## Aim of the exercise
Search the data for "true". Each line containing it is to be copied.

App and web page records
┌──
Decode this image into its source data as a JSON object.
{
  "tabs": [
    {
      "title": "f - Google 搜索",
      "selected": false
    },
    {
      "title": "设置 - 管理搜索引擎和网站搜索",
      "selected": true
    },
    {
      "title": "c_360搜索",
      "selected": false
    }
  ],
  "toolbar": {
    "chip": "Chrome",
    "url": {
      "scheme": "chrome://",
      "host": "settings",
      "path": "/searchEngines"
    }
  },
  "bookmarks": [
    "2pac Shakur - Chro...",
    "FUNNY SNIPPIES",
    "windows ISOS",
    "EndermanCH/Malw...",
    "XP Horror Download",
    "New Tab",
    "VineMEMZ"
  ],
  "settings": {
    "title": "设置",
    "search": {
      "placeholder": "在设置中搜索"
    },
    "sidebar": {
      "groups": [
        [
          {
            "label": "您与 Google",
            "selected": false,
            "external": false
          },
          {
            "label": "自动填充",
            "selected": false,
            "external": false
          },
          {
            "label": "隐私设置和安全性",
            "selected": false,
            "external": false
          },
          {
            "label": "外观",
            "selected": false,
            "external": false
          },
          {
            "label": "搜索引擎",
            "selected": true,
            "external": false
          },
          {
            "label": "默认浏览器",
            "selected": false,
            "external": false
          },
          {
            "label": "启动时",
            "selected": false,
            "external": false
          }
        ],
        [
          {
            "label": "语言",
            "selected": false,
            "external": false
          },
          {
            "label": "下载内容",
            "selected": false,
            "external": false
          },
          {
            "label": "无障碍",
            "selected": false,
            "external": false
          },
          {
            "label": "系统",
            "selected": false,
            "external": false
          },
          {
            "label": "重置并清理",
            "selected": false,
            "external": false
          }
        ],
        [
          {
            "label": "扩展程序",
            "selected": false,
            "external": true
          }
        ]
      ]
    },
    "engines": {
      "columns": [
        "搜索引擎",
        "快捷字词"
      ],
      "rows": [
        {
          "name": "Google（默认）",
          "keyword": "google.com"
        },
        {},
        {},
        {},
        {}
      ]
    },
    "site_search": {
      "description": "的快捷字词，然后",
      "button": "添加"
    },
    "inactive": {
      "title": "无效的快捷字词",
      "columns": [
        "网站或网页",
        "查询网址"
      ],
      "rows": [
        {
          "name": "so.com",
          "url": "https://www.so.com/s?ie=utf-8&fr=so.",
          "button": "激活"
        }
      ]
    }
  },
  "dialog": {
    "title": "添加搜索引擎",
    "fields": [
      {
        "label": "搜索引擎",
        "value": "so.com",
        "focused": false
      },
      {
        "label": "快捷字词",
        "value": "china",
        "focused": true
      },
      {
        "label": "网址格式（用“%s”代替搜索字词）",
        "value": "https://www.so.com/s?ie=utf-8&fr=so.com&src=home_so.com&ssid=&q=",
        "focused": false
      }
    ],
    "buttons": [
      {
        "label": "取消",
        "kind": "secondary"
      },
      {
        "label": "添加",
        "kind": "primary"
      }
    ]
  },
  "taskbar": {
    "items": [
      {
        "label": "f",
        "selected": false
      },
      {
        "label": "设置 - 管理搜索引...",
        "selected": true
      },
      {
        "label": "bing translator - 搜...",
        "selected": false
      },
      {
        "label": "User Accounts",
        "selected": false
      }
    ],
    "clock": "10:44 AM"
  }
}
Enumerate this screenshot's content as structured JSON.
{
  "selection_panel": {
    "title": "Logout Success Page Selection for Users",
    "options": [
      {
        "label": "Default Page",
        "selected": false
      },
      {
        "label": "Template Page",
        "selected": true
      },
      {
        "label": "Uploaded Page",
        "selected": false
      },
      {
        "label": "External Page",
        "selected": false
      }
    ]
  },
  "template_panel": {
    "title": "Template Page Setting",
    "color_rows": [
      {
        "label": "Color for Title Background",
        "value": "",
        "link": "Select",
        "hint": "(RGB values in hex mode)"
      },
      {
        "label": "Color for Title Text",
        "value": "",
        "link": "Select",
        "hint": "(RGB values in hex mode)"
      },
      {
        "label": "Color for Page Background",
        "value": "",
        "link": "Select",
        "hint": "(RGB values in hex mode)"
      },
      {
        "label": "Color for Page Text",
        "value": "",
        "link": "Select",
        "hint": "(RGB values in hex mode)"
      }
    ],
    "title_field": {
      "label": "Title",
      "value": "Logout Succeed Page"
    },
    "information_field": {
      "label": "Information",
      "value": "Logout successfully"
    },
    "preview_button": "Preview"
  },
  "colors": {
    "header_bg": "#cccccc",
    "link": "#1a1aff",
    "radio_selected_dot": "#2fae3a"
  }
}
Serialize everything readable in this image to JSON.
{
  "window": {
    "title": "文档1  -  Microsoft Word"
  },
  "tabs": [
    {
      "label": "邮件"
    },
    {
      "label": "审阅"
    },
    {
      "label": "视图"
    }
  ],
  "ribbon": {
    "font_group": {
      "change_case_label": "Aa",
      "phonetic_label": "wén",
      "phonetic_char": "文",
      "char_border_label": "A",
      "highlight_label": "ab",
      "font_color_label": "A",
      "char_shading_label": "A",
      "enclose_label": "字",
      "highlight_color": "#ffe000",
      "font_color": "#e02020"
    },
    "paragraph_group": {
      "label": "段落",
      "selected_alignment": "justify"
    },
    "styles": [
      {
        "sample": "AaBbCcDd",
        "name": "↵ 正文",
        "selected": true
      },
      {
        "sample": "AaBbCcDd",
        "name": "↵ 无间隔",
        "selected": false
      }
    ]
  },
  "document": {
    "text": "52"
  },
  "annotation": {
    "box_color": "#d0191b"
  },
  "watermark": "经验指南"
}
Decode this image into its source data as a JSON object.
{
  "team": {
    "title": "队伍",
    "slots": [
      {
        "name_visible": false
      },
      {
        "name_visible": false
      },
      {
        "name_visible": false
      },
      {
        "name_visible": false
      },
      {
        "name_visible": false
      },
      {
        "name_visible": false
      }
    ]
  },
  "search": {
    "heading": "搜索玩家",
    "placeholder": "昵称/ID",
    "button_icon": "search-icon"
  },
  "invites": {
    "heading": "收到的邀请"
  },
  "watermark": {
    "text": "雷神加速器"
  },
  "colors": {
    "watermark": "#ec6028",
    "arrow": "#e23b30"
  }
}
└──
## Completed task
      "selected": true
            "selected": true,
            "external": true
        "focused": true
        "selected": true
        "selected": true
        "selected": true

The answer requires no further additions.